“The British Partisan,” her first publication, appeared, as a prize tale, in the “Augusta Mirror,” in 1838. It was well received, adding greatly to the extension of the periodical, besides being reprinted in book form.

In 1841, appeared the “Rencontre,” a short tale, embracing revolutionary incidents. Of this story, Mr. Thompson, the editor of the “Augusta Mirror,” remarked as follows:—“The ‘Rencontre’ is of that class of literary productions which we prize above all other orders of fiction. Illustrative as it is of our own history, descriptive of our own peculiar scenery, and abounding in sound reflections and truly elevated sentiment, we hold it worth volumes of the mawkish romance and sickly sentimentality which has of late become a merchantable commodity with a great portion of the literary world.”

About this time appeared also some smaller pieces, both in prose and verse. One of the latter was called “Joseph, a Scripture sketch, in three parts,” comprising more than a thousand lines of blank verse.

Near the close of the year 1841, the editor of the “Augusta Mirror” says:—“We have received the first part of a tale, entitled “The Walsingham Family, or, A Mother’s Ambition,” by a favourite lady correspondent. We are much pleased with it, and judging from past efforts of the same pen, do not hesitate to promise our readers a rich treat.”

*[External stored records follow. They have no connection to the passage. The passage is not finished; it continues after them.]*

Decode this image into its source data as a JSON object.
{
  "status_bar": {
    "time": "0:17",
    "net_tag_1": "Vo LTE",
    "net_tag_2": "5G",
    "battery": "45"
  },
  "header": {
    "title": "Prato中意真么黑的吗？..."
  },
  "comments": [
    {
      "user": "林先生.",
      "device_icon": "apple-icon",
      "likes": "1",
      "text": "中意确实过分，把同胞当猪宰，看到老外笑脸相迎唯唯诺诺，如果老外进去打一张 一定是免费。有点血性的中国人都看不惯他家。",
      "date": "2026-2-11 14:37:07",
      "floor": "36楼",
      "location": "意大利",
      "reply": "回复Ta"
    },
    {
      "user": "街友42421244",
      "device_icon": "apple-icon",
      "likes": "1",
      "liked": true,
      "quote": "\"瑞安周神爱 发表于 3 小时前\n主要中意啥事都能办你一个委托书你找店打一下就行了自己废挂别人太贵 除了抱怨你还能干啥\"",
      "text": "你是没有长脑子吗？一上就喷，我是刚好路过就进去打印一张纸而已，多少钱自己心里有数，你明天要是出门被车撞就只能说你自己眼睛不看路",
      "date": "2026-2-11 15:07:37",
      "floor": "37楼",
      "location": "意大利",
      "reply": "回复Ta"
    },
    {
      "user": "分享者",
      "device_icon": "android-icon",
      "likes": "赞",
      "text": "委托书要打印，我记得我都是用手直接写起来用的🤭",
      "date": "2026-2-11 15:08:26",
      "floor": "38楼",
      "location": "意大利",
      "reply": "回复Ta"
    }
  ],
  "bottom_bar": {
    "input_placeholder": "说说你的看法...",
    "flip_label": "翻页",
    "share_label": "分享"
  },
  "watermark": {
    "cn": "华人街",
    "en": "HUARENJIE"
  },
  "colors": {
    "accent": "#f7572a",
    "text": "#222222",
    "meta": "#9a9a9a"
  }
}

This was a domestic tale of some length, apparently designed to illustrate the folly and vanity of a worldly and ambitious mother; but although the first six chapters were in the hands of the publisher, and the remainder nearly ready for publication, it was, for the reasons before-mentioned, entirely withdrawn, notwithstanding the earnest solicitation of the editors into whose hands it had passed.